Records of the Peace Preservation Force, including the Military index to Registered Papers 1832, and the Yeomanry and Constabulary index 1832 onwards can be found in the Chief Secretary’s Office (Constabulary – early records) held in the National Archives of Ireland.  The records mainly cover the timeframe 1814-22, but there are also some records that survive relative to the Tithe Agitation and the Tithe War (1822 to the late 1830s).

Service Records of the Royal Irish Constabulary are held in the U.K. National Archives in Kew.

Initially I hoped to search across both sets of records for William Ledbrooke by looking up Jim Herlihy’s definitive guides to the records of the Irish Constabulary

  • The Royal Irish Constabulary, A complete alphabetical list of officers and men, 1816-1922 – listing 83,743 rank and file R.I.C. men.
  • The Dublin Metropolitan Police, a short history and genealogical guide –listing 12,500 men in the D.M.P. between 1836 and 1925.

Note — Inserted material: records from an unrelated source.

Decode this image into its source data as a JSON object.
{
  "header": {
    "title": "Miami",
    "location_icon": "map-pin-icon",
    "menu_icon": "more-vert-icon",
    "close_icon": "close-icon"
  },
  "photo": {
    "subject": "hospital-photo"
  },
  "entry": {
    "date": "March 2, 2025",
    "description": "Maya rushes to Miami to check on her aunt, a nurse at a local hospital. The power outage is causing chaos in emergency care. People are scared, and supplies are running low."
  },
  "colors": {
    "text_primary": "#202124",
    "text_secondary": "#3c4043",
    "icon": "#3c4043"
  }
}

Both published by Four Courts Press.

Unfortunately the starting date of the Irish Constabulary service records is 1836, i.e. the time that the county Constabulary and the Peace Preservation Force merged to create the Irish Constabulary.  Anyone who had resigned, been pensioned off, or died prior to 1836 from the Irish police force will not be listed in the R.I.C. records.  That would seem to throw you back to the CSORP records held in the National Archives of Ireland, and the R.I.C. service records held in Kew.

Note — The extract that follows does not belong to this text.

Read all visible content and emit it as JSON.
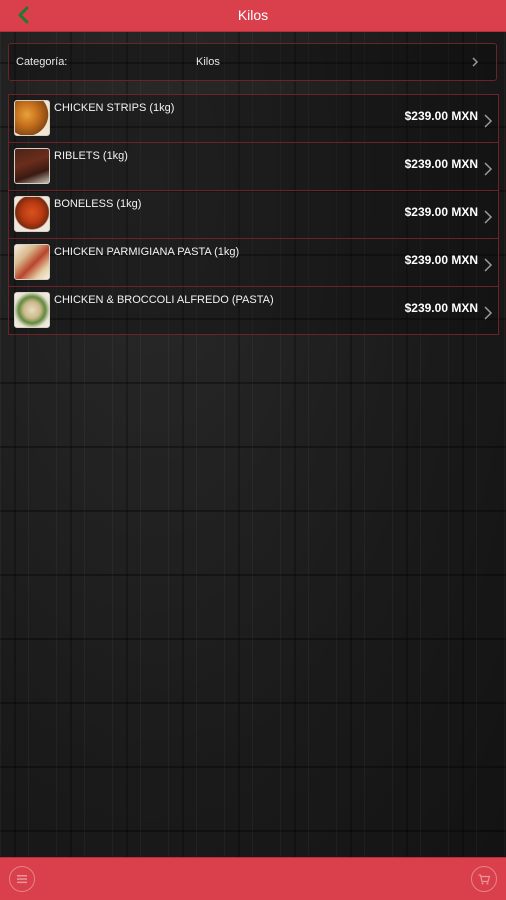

I’m sorry not to have been able to tie up the loose ends here, and deliver a nice neat solution into your lap.  In contrast I may have a solution for Terence Francis Seery, who also wrote to me with a query about R.I.C. ancestors:

My great-grandfather Thomas Seery born ca. 1830 was from Roscommon and a member of the Royal Irish Constabulary in 1853 (aged 23).  In 1860 he migrated to Australia and in 1861 he sponsored a Michael Seery, born ca. 1839 from Castletown Geoghegan and also in the Royal Irish Constabulary.  …. To date I have been unable to determine whether they were brothers, cousins or unrelated to each other.  ….

I would greatly appreciate some guidance that might reveal the actual origin of my Great-grandfather and it would be a real bonus to reveal his family relationship with Michael.

Terence Francis Seery

There is only 30 years difference between the first (Ledbrooke) query in the early 1820s, and the second (Seery) question in the 1850s.  Of course thirty years is a generation, and this extra generation makes all the difference in research.

To answer the first part of your question, where did Thomas Seery come from, you should first trace Thomas and Michael Seery’s service numbers using Jim Herlihy’s Royal Irish Constabulary,…1816-1922.  Using the service numbers you can then search the R.I.C. service records.  The originals are held in the U.K. National Archives, but LDS have made microfilm copies.

Among the information recorded in each R.I.C. service record (name of R.I.C. constable, rank, service number…) you will also find the name of the person who provided a character reference at the time of enlistment.

The people who were asked to provide these references were almost entirely drawn from the local establishment, usually local landowners.

Take the referee’s name and search a contemporary Directory to pin down a name and address – this should give you the place of origin.

You can then use land and parish records to trace the family.

Q.E.D.